» **YOUR INSTRUCTIONS**
In the entries below, find each line with the word "视频录制" and return it.

Website and app data records
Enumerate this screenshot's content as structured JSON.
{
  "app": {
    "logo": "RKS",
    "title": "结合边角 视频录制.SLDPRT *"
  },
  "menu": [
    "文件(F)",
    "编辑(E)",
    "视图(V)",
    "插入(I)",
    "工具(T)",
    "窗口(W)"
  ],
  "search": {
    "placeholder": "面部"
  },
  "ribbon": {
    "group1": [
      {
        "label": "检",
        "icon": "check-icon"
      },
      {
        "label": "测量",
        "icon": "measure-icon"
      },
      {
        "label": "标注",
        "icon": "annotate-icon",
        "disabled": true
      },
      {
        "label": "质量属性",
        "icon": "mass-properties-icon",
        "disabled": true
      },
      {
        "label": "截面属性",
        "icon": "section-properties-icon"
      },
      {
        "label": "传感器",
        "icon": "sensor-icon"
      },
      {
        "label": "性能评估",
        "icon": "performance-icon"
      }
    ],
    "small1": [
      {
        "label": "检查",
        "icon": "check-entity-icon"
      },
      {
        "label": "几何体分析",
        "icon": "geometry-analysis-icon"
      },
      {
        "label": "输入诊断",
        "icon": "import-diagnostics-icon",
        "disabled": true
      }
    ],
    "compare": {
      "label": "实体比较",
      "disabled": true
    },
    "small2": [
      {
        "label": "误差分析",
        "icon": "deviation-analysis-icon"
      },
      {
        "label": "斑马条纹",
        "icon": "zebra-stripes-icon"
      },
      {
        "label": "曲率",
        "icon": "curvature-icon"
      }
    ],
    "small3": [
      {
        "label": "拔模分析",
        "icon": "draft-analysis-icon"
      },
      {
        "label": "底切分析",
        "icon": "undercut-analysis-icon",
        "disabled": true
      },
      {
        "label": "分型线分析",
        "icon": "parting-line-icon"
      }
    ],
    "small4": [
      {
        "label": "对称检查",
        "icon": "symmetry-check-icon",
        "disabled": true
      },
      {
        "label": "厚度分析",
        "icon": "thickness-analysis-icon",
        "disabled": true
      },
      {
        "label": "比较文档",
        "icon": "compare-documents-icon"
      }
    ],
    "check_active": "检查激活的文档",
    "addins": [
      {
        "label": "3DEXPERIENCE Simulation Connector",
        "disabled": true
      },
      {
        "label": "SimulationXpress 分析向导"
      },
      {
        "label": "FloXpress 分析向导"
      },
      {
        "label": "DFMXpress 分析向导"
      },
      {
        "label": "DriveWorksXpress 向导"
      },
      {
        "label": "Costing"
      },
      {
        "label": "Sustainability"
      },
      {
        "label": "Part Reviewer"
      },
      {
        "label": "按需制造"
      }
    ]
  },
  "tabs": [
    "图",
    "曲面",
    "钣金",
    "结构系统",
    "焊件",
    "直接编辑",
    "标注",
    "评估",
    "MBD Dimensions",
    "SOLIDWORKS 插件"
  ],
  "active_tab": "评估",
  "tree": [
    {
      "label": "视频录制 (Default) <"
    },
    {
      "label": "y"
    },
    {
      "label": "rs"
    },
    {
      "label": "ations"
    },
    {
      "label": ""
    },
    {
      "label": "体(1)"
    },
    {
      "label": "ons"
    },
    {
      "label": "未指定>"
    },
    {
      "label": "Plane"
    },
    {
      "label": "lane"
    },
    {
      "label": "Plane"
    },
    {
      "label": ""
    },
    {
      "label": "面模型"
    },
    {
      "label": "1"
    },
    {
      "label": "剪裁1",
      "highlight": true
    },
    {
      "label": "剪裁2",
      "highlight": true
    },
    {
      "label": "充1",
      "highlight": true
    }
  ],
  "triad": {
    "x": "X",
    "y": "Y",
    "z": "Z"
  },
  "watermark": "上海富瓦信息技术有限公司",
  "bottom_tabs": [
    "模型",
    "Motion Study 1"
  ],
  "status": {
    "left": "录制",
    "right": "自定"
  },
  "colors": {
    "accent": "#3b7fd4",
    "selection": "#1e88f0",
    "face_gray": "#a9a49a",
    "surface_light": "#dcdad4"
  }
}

» **SOLUTION FOR THIS PROBLEM**
    "title": "结合边角 视频录制.SLDPRT *"
      "label": "视频录制 (Default) <"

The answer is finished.